A square where the old lady dressed in black with a scythe in her hand seems to have settled. A square, in short, full of sad and deadly anecdotes.
First of all, the name vetra is that of a part of the river Seveso, that once flowed here, and whose waters were used by tanners since the Middle Age. The leather processing techniques were very dangerous and the dirt and fumes could cause deadly infections even to the most resistant workers. The square became famous particularly because it was one of the places where witches were burnt at the stake.
One of the most touching stories that saw Piazza Vetra as its scenario is that of Caterina Medici, lover of Captain Vacallo, who, as expected, had no intention of marrying her. Caterina decided to rely on black magic and turned to a witch who gave her three nodes of love to put under her lover’s bed. Discovered, she was locked up in an asylum. A few years later, freed from her prison, she found a job with Senator Ludovico Melzi. The poor girl was extremely unlucky: soon after she was hired, the senator died of an unknown disease. Caterina was accused of witchcraft and burned alive in the square.

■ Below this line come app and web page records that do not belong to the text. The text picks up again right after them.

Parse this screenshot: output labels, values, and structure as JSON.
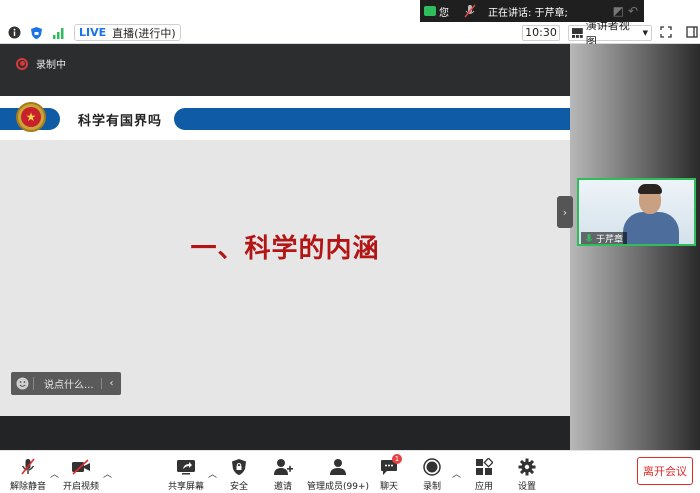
{
  "speaker_popup": {
    "self_label": "您",
    "speaking_text": "正在讲话: 于芹章;"
  },
  "toolbar": {
    "live_label": "LIVE",
    "live_status": "直播(进行中)",
    "timer": "10:30",
    "view_label": "演讲者视图"
  },
  "recording": {
    "label": "录制中"
  },
  "slide": {
    "title": "科学有国界吗",
    "heading": "一、科学的内涵"
  },
  "chat": {
    "placeholder": "说点什么..."
  },
  "video": {
    "participant_name": "于芹章"
  },
  "bottom_bar": {
    "unmute": "解除静音",
    "start_video": "开启视频",
    "share_screen": "共享屏幕",
    "security": "安全",
    "invite": "邀请",
    "manage_members": "管理成员(99+)",
    "chat": "聊天",
    "chat_badge": "1",
    "record": "录制",
    "apps": "应用",
    "settings": "设置",
    "leave": "离开会议"
  },
  "colors": {
    "accent_blue": "#0f5ba6",
    "heading_red": "#b31414",
    "speaking_green": "#2fbd5b",
    "leave_red": "#e02b2b"
  }
}
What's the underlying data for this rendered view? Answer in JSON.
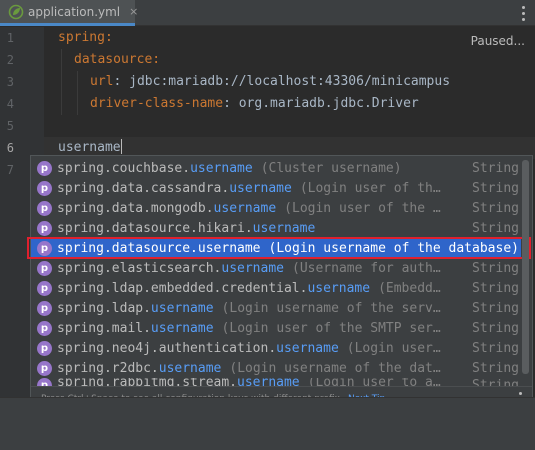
{
  "tab": {
    "label": "application.yml",
    "close": "×",
    "icon": "spring-leaf-icon"
  },
  "editor": {
    "status": "Paused...",
    "lines": [
      {
        "num": "1"
      },
      {
        "num": "2"
      },
      {
        "num": "3"
      },
      {
        "num": "4"
      },
      {
        "num": "5"
      },
      {
        "num": "6"
      },
      {
        "num": "7"
      }
    ],
    "code": {
      "l1_key": "spring:",
      "l2_key": "datasource:",
      "l3_key": "url",
      "l3_sep": ": ",
      "l3_val": "jdbc:mariadb://localhost:43306/minicampus",
      "l4_key": "driver-class-name",
      "l4_sep": ": ",
      "l4_val": "org.mariadb.jdbc.Driver",
      "l6_text": "username"
    }
  },
  "completion": {
    "badge": "p",
    "items": [
      {
        "prefix": "spring.couchbase.",
        "match": "username",
        "desc": "(Cluster username)",
        "type": "String"
      },
      {
        "prefix": "spring.data.cassandra.",
        "match": "username",
        "desc": "(Login user of th…",
        "type": "String"
      },
      {
        "prefix": "spring.data.mongodb.",
        "match": "username",
        "desc": "(Login user of the …",
        "type": "String"
      },
      {
        "prefix": "spring.datasource.hikari.",
        "match": "username",
        "desc": "",
        "type": "String"
      },
      {
        "prefix": "spring.datasource.",
        "match": "username",
        "desc": "(Login username of the database)",
        "type": ""
      },
      {
        "prefix": "spring.elasticsearch.",
        "match": "username",
        "desc": "(Username for auth…",
        "type": "String"
      },
      {
        "prefix": "spring.ldap.embedded.credential.",
        "match": "username",
        "desc": "(Embedd…",
        "type": "String"
      },
      {
        "prefix": "spring.ldap.",
        "match": "username",
        "desc": "(Login username of the serv…",
        "type": "String"
      },
      {
        "prefix": "spring.mail.",
        "match": "username",
        "desc": "(Login user of the SMTP ser…",
        "type": "String"
      },
      {
        "prefix": "spring.neo4j.authentication.",
        "match": "username",
        "desc": "(Login user…",
        "type": "String"
      },
      {
        "prefix": "spring.r2dbc.",
        "match": "username",
        "desc": "(Login username of the dat…",
        "type": "String"
      },
      {
        "prefix": "spring.rabbitmq.stream.",
        "match": "username",
        "desc": "(Login user to a…",
        "type": "String"
      }
    ],
    "selected_index": 4,
    "footer_text": "Press Ctrl+Space to see all configuration keys with different prefix",
    "next_tip": "Next Tip"
  },
  "colors": {
    "accent": "#2f65ca",
    "highlight_box": "#e0202e",
    "yaml_key": "#cc7832",
    "match": "#589df6"
  }
}
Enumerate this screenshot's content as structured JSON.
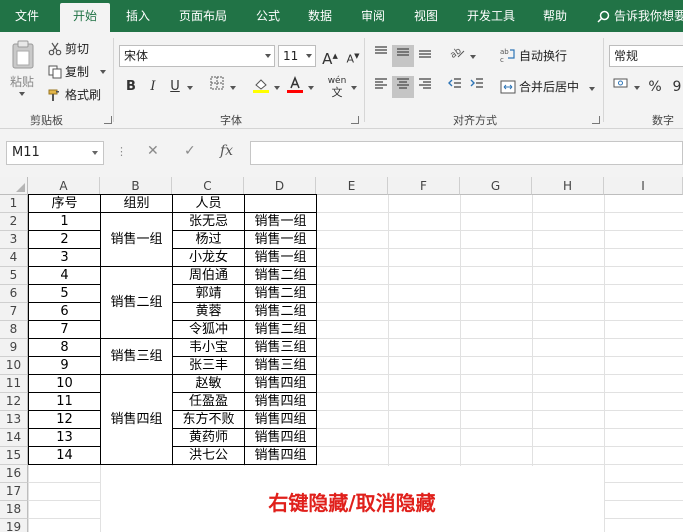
{
  "ribbon": {
    "tabs": [
      {
        "label": "文件",
        "active": false
      },
      {
        "label": "开始",
        "active": true
      },
      {
        "label": "插入",
        "active": false
      },
      {
        "label": "页面布局",
        "active": false
      },
      {
        "label": "公式",
        "active": false
      },
      {
        "label": "数据",
        "active": false
      },
      {
        "label": "审阅",
        "active": false
      },
      {
        "label": "视图",
        "active": false
      },
      {
        "label": "开发工具",
        "active": false
      },
      {
        "label": "帮助",
        "active": false
      }
    ],
    "tell_me": "告诉我你想要",
    "clipboard": {
      "paste": "粘贴",
      "cut": "剪切",
      "copy": "复制",
      "format_painter": "格式刷",
      "group": "剪贴板"
    },
    "font": {
      "name": "宋体",
      "size": "11",
      "bold": "B",
      "italic": "I",
      "underline": "U",
      "grow": "A",
      "shrink": "A",
      "phonetic": "wén",
      "group": "字体"
    },
    "alignment": {
      "wrap_text": "自动换行",
      "merge_center": "合并后居中",
      "group": "对齐方式"
    },
    "number": {
      "format": "常规",
      "percent": "%",
      "group": "数字"
    },
    "colors": {
      "brand": "#217346",
      "fill_swatch": "#ffff00",
      "font_swatch": "#ff0000"
    }
  },
  "formula_bar": {
    "name_box": "M11",
    "cancel": "✕",
    "enter": "✓",
    "fx": "fx",
    "formula": ""
  },
  "sheet": {
    "columns": [
      "A",
      "B",
      "C",
      "D",
      "E",
      "F",
      "G",
      "H",
      "I"
    ],
    "rows": [
      "1",
      "2",
      "3",
      "4",
      "5",
      "6",
      "7",
      "8",
      "9",
      "10",
      "11",
      "12",
      "13",
      "14",
      "15",
      "16",
      "17",
      "18",
      "19"
    ],
    "headers": {
      "a1": "序号",
      "b1": "组别",
      "c1": "人员"
    },
    "a_values": [
      "1",
      "2",
      "3",
      "4",
      "5",
      "6",
      "7",
      "8",
      "9",
      "10",
      "11",
      "12",
      "13",
      "14"
    ],
    "groups": [
      "销售一组",
      "销售二组",
      "销售三组",
      "销售四组"
    ],
    "people": [
      "张无忌",
      "杨过",
      "小龙女",
      "周伯通",
      "郭靖",
      "黄蓉",
      "令狐冲",
      "韦小宝",
      "张三丰",
      "赵敏",
      "任盈盈",
      "东方不败",
      "黄药师",
      "洪七公"
    ],
    "d_values": [
      "销售一组",
      "销售一组",
      "销售一组",
      "销售二组",
      "销售二组",
      "销售二组",
      "销售二组",
      "销售三组",
      "销售三组",
      "销售四组",
      "销售四组",
      "销售四组",
      "销售四组",
      "销售四组"
    ],
    "note": "右键隐藏/取消隐藏",
    "note_color": "#e0201b"
  }
}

Another story, also with a sad ending, is the one told by Manzoni in its Promessi Sposi and starring Guglielmo Piazza and Gian Giacomo Mora, both accused of being plague spreaders. After countless tortures, Piazza confessed his alleged crimes and denounced Mora as an accomplice. After being burned alive, Mora’s home was burnt down and in its place a column was erected, called “infamous” to remember the fact.
Coming to the present day, it is necessary to mention that this square was the scene of the shootings that took place in front of the Istituto Cattaneo in the 70s and the smuggling of heroin in the 90s. Now, the area has been re-evaluated and the gardens cleaned and put in order, but you can still feel gloomy atmosphere. Go there and have a walk in the gardens or enjoy the view of the fresh made murales that tell the history of Milan though images of important historical figures!
Piazza della Vetra, Milano, MI, Italia